# What you need to do
Return the lines below in which the string "WINTER" occurs.

# Data listing

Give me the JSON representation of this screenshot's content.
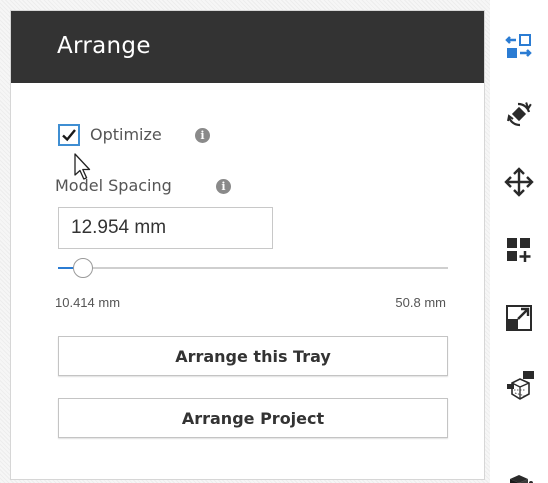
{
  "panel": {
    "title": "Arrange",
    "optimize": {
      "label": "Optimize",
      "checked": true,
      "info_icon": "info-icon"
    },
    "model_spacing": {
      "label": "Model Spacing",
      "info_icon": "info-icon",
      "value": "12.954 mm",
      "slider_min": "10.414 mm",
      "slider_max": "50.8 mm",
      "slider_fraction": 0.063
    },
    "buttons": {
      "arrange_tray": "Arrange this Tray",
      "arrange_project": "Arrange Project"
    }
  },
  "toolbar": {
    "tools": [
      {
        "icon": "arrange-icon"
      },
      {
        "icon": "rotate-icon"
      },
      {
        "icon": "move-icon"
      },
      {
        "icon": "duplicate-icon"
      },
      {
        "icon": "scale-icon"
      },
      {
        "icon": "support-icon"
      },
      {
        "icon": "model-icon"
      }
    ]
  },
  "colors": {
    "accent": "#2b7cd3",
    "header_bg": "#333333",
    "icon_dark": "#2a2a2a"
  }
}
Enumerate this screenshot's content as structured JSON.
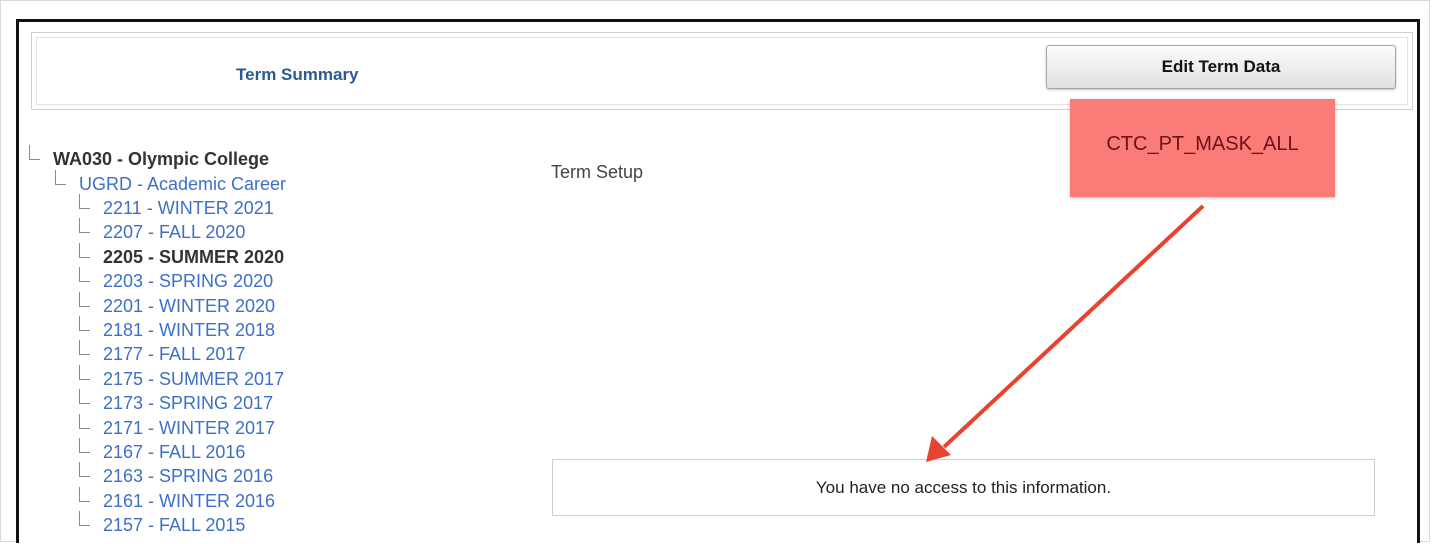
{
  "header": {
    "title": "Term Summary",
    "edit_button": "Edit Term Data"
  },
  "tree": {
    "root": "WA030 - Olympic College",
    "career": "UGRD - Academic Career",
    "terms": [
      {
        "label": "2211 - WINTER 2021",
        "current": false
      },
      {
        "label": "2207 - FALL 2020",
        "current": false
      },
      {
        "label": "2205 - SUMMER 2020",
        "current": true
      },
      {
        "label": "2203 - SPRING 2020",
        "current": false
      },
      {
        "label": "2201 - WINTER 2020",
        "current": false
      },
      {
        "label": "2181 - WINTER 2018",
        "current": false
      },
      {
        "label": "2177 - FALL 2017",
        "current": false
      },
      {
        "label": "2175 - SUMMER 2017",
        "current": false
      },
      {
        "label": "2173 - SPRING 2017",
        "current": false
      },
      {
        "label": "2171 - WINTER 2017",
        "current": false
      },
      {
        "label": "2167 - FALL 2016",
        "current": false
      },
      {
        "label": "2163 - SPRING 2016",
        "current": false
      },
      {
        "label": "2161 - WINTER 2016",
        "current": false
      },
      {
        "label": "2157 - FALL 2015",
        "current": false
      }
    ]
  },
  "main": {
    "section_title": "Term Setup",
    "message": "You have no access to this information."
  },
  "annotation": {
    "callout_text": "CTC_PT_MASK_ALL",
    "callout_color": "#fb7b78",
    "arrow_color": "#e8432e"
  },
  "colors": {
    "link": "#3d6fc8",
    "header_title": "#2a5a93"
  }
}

# Response to the task
        "label": "2211 - WINTER 2021",
        "label": "2201 - WINTER 2020",
        "label": "2181 - WINTER 2018",
        "label": "2171 - WINTER 2017",
        "label": "2161 - WINTER 2016",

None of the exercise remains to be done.